This year, the Mellon Mays Undergraduate Fellowship Program (MMUF) is welcoming its 26th cohort of fellows. The five fellows selected this spring were chosen from among the highest number of applicants since the program came to WashU’s campus in 1992.
This two-year fellowship funds original undergraduate research projects in the humanities and social sciences that pertain to identity, social justice, and diversity. Students apply to the program as sophomores and work closely with a faculty mentor during the semester and the summers as they develop and conduct their research. During the fellowship, students also have the opportunity to participate in the annual Mellon Mays Research Symposium and to attend the annual MMUF Midwest regional conference. Unique to WashU’s program is a weekly three-credit writing intensive seminar, currently led by Professor Rafia Zafar.

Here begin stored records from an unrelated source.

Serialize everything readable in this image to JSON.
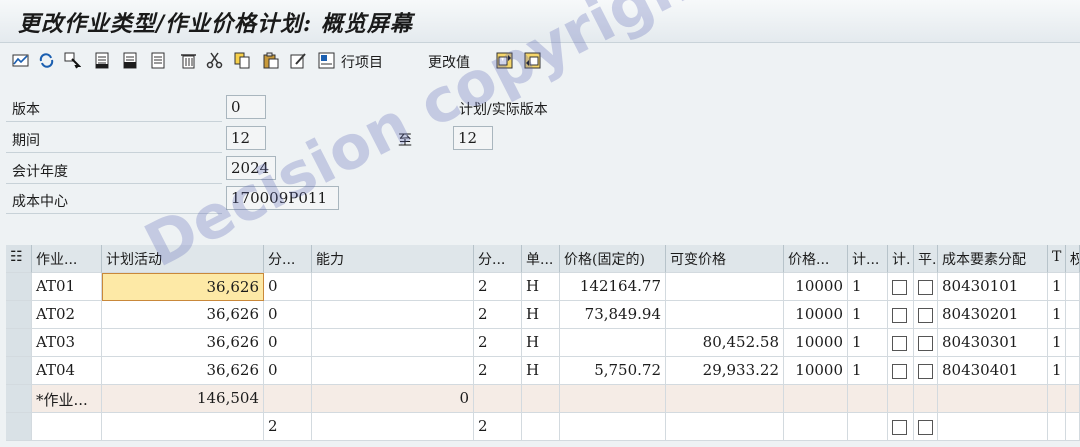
{
  "window": {
    "title": "更改作业类型/作业价格计划: 概览屏幕"
  },
  "toolbar": {
    "icons": [
      "chart-icon",
      "refresh-icon",
      "select-icon",
      "doc-icon",
      "doc-icon",
      "doc-icon",
      "trash-icon",
      "cut-icon",
      "copy-icon",
      "paste-icon",
      "edit-icon",
      "line-item-icon"
    ],
    "line_items_label": "行项目",
    "change_values_label": "更改值",
    "nav_icons": [
      "prev-page-icon",
      "next-page-icon"
    ]
  },
  "header": {
    "version_label": "版本",
    "version_value": "0",
    "plan_actual_label": "计划/实际版本",
    "period_label": "期间",
    "period_from": "12",
    "to_label": "至",
    "period_to": "12",
    "fiscal_year_label": "会计年度",
    "fiscal_year": "2024",
    "cost_center_label": "成本中心",
    "cost_center": "170009P011"
  },
  "table": {
    "columns": [
      "作业...",
      "计划活动",
      "分...",
      "能力",
      "分...",
      "单...",
      "价格(固定的)",
      "可变价格",
      "价格...",
      "计...",
      "计.",
      "平.",
      "成本要素分配",
      "T",
      "权"
    ],
    "rows": [
      {
        "activity": "AT01",
        "plan_activity": "36,626",
        "dist1": "0",
        "capacity": "",
        "dist2": "2",
        "unit": "H",
        "fixed_price": "142164.77",
        "variable_price": "",
        "price_unit": "10000",
        "plan_ind": "1",
        "cost_element": "80430101",
        "t": "1"
      },
      {
        "activity": "AT02",
        "plan_activity": "36,626",
        "dist1": "0",
        "capacity": "",
        "dist2": "2",
        "unit": "H",
        "fixed_price": "73,849.94",
        "variable_price": "",
        "price_unit": "10000",
        "plan_ind": "1",
        "cost_element": "80430201",
        "t": "1"
      },
      {
        "activity": "AT03",
        "plan_activity": "36,626",
        "dist1": "0",
        "capacity": "",
        "dist2": "2",
        "unit": "H",
        "fixed_price": "",
        "variable_price": "80,452.58",
        "price_unit": "10000",
        "plan_ind": "1",
        "cost_element": "80430301",
        "t": "1"
      },
      {
        "activity": "AT04",
        "plan_activity": "36,626",
        "dist1": "0",
        "capacity": "",
        "dist2": "2",
        "unit": "H",
        "fixed_price": "5,750.72",
        "variable_price": "29,933.22",
        "price_unit": "10000",
        "plan_ind": "1",
        "cost_element": "80430401",
        "t": "1"
      }
    ],
    "summary": {
      "activity": "*作业...",
      "plan_activity": "146,504",
      "capacity": "0"
    },
    "empty_row": {
      "dist1": "2",
      "dist2": "2"
    }
  },
  "watermark": "Decision copyright"
}
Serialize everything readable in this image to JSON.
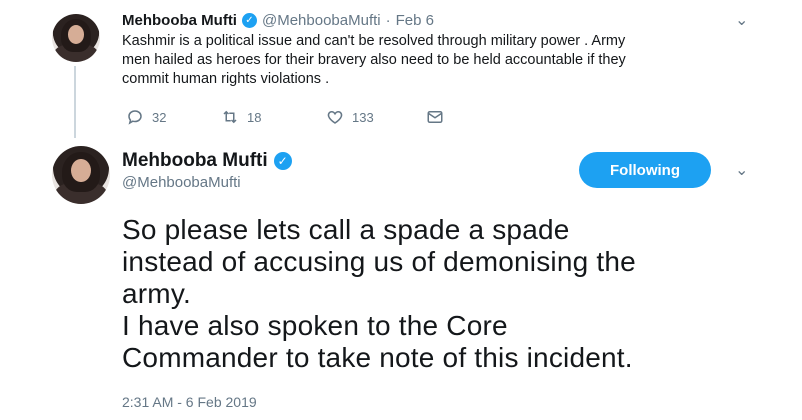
{
  "tweet1": {
    "name": "Mehbooba Mufti",
    "handle": "@MehboobaMufti",
    "separator": "·",
    "date": "Feb 6",
    "text_lines": [
      "Kashmir is a political issue and can't be resolved through military power . Army",
      "men hailed as heroes for their bravery also need to be held accountable if they",
      "commit human rights violations ."
    ],
    "reply_count": "32",
    "retweet_count": "18",
    "like_count": "133"
  },
  "tweet2": {
    "name": "Mehbooba Mufti",
    "handle": "@MehboobaMufti",
    "follow_label": "Following",
    "text_lines": [
      "So please lets call a spade a spade",
      "instead of accusing us of demonising the",
      "army.",
      "I have also spoken to the Core",
      "Commander to take note of this incident."
    ],
    "timestamp": "2:31 AM - 6 Feb 2019"
  },
  "colors": {
    "accent": "#1da1f2",
    "muted": "#657786",
    "text": "#14171a"
  },
  "icons": [
    "verified-icon",
    "chevron-down-icon",
    "reply-icon",
    "retweet-icon",
    "like-icon",
    "message-icon"
  ]
}
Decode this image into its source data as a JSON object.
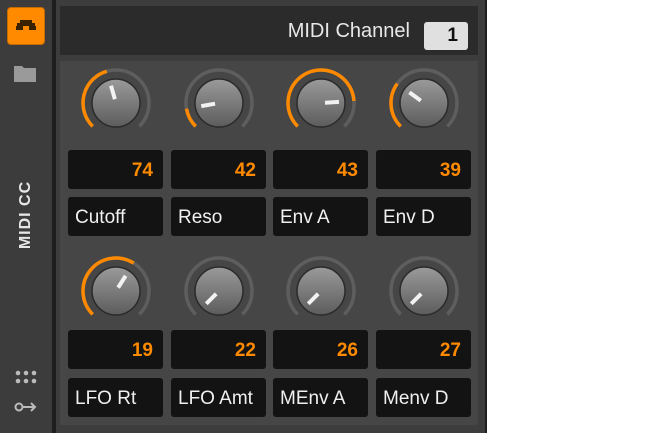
{
  "sidebar": {
    "label": "MIDI CC",
    "icons": [
      "controller-icon",
      "folder-icon",
      "grid-dots-icon",
      "key-mapping-icon"
    ]
  },
  "header": {
    "label": "MIDI Channel",
    "channel": "1"
  },
  "accent": "#ff8a00",
  "controls": [
    {
      "cc": "74",
      "label": "Cutoff",
      "knob": 0.44
    },
    {
      "cc": "42",
      "label": "Reso",
      "knob": 0.13
    },
    {
      "cc": "43",
      "label": "Env A",
      "knob": 0.82
    },
    {
      "cc": "39",
      "label": "Env D",
      "knob": 0.3
    },
    {
      "cc": "19",
      "label": "LFO Rt",
      "knob": 0.62
    },
    {
      "cc": "22",
      "label": "LFO Amt",
      "knob": 0
    },
    {
      "cc": "26",
      "label": "MEnv A",
      "knob": 0
    },
    {
      "cc": "27",
      "label": "Menv D",
      "knob": 0
    }
  ]
}
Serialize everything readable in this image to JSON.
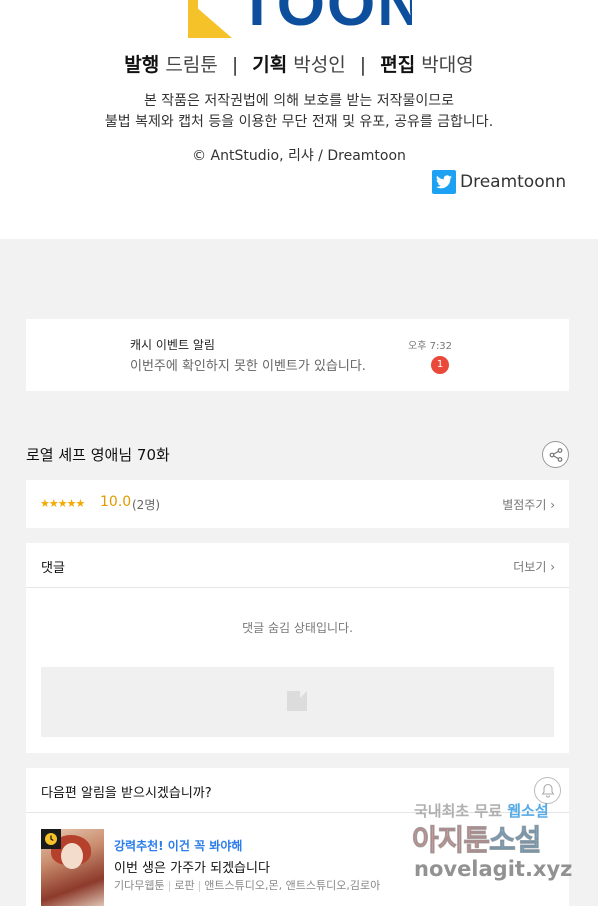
{
  "credits": {
    "logo_text": "TOON",
    "staff": [
      {
        "role": "발행",
        "name": "드림툰"
      },
      {
        "role": "기획",
        "name": "박성인"
      },
      {
        "role": "편집",
        "name": "박대영"
      }
    ],
    "separator": "|",
    "notice_line1": "본 작품은 저작권법에 의해 보호를 받는 저작물이므로",
    "notice_line2": "불법 복제와 캡처 등을 이용한 무단 전재 및 유포, 공유를 금합니다.",
    "copyright": "© AntStudio, 리샤 / Dreamtoon",
    "twitter_handle": "Dreamtoonn"
  },
  "push_notice": {
    "title": "캐시 이벤트 알림",
    "message": "이번주에 확인하지 못한 이벤트가 있습니다.",
    "time": "오후 7:32",
    "badge_count": "1"
  },
  "episode": {
    "title": "로열 셰프 영애님 70화"
  },
  "rating": {
    "stars": "★★★★★",
    "score": "10.0",
    "votes": "(2명)",
    "rate_label": "별점주기 ›"
  },
  "comments": {
    "title": "댓글",
    "more_label": "더보기 ›",
    "hidden_message": "댓글 숨김 상태입니다."
  },
  "next_alert": {
    "question": "다음편 알림을 받으시겠습니까?",
    "rec_label": "강력추천! 이건 꼭 봐야해",
    "rec_title": "이번 생은 가주가 되겠습니다",
    "rec_meta": [
      "기다무웹툰",
      "로판",
      "앤트스튜디오,몬, 앤트스튜디오,김로아"
    ]
  },
  "watermark": {
    "top_plain": "국내최초 무료 ",
    "top_highlight": "웹소설",
    "mid_plain": "아지툰",
    "mid_highlight": "소설",
    "bottom": "novelagit.xyz"
  },
  "colors": {
    "brand_blue": "#0d4f9d",
    "brand_yellow": "#f6c22a",
    "twitter": "#1da1f2",
    "badge_red": "#e8493a",
    "star": "#f2a900",
    "recommend_blue": "#2b7de9"
  }
}
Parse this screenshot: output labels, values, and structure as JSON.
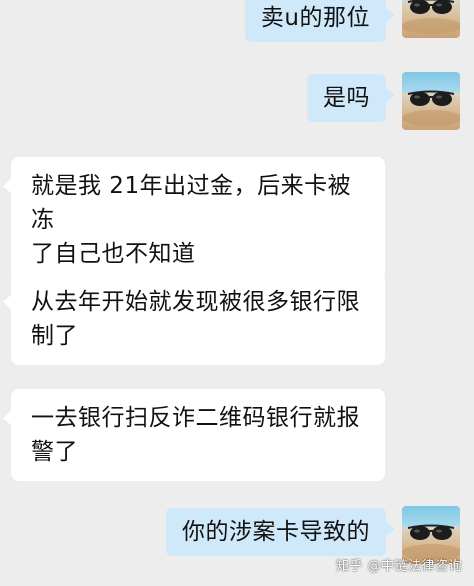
{
  "messages": [
    {
      "side": "out",
      "text": "卖u的那位"
    },
    {
      "side": "out",
      "text": "是吗"
    },
    {
      "side": "in",
      "lines": [
        "就是我 21年出过金，后来卡被冻",
        "了自己也不知道"
      ]
    },
    {
      "side": "in",
      "lines": [
        "从去年开始就发现被很多银行限",
        "制了"
      ]
    },
    {
      "side": "in",
      "lines": [
        "一去银行扫反诈二维码银行就报",
        "警了"
      ]
    },
    {
      "side": "out",
      "text": "你的涉案卡导致的"
    }
  ],
  "avatar": {
    "icon": "sunglasses-beach-avatar"
  },
  "watermark": "知乎 @中链法律咨询",
  "colors": {
    "background": "#ededed",
    "outgoing_bubble": "#cfe9fb",
    "incoming_bubble": "#ffffff"
  }
}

Zafar, professor of English, African and African American studies, and American culture studies, was named director of the program in the spring of 2017. Her own research focuses on food, authorship, and American identities. Later this year, her study “Recipes for Respect: African American Meals and Meaning,” will be published in the Southern Foodways Alliance series from the University of Georgia Press. This work, Zafar explains, “examines the ways African Americans leveraged cookery, entrepreneurship, and publication to access civil rights and social mobility.”
Since she arrived at WashU in 1998, Zafar has mentored numerous fellows in the program, both as direct advisees and as students in her classes. She mentions that former students are now on the faculties of various well-known institutions, such as Queens College (CUNY), Johns Hopkins University, and WashU. “To lead the Mellon Mays program is a natural outgrowth of my commitment to undergrad education,” she says.
The high number of applicants to the program this year made it especially difficult to select only five students. However, Zafar notes that the selection process is always a challenge. “We were very impressed by the high quality of the 2018 applicants—but of course I can say that about the earlier cohorts, too,” she says. “The limit the Mellon Foundation sets for us—only five new students can enter a year—makes it super-tough when you have such a wealth of compelling student projects. My personal hope is that the students who applied and were not selected do not give up on their very interesting projects.”
Indeed, Zafar hopes that her work with MMUF will impact students even beyond the program. “I would like more students––whether they apply to MMUF or not––to consider how conducting research, whether through independent studies or writing senior theses, can enrich and enliven their undergraduate experiences,” she says.
This year’s fellows are embarking on projects that span an ambitious range of topics, and they are joining a legacy of passionate scholars committed to critical fields of study. Meet the new cohort below, and hear about their individual academic interests:
Major: African & African American Studies; Comparative Literature minor
Project Title: The Black Arts Movement in the Lives of Black Women in the American South
Project Description: My project is examining the way Black women in the United States South received and responded to the ideas of the Black Arts Movement. I will examine the way the Black Arts Movement impacted the everyday lives of these women, as well as how it affected the way they interacted in their local communities and in the larger social movements in 1960s and 1970s America.
Major: Women, Gender & Sexuality Studies
Project Title: Disrupting Sensuality: Sensation in a Colonial World
Project Description: My project is looking to analyze how colonialism, imperialism, capitalism and the current hegemony operate through our senses. If senses are not objective, but rather distorted and manipulated by our social worlds, then they are inevitably linked to specific historical structures of power. My project seeks to analyze how these sensory regimes have been constructed within the history of modernity.
Major: African & African American Studies
Project Title: Modeling Modernity: Black Lady Lovers Rejecting Oppression, Black Middle-Class Values, and Embodying Resilience during the 1920s-1940s
Project Description: Exploring how Black women perform sexuality as an expression of freedom through music, my project is focused on the way in which Blues music intersected with and impacted the performance of sexuality of working-class Black women during the 1920s-1940s. I aim to examine this exhibition of Black women's sexuality during this time as a rejection of oppression and Black middle-class values and also as an embodiment of resilience.
Major: African & African American Studies
Project Title: The Depth Within: Conceptualizing the Aesthetics of Black Women’s Interior Self in Media
Project Description: In scholarship and current debates the politics of representation are often centered on the quota-driven nature of diversity. There lacks a focus on the ways to accomplish representations of Black women that validates and champions their humanity. Further complications arise when Black female artists attempt to depict the inner lives of Black women and transform those depictions into forms of art production for mass consumption. Building off of the works of existing Black female scholars, my project aims to begin to cultivate a conceptual framework of the ways Black women interpret, archive, translate, and replicate stories of the Black interior into consumable media for varying audiences and registers.
Majors: History, Political Science
Project Title: Affluence and Armaments: The Impact of Class on Militancy in the Algerian War for Independence
Project Description: My project examines the impact of class and gender on determining an individual’s involvement in militant revolutionary action by looking at the “Mujahida”; women in the Front de Libération Nationale during the Algerian War who used their gender to carry out attacks on centers of French civilian life in Algiers.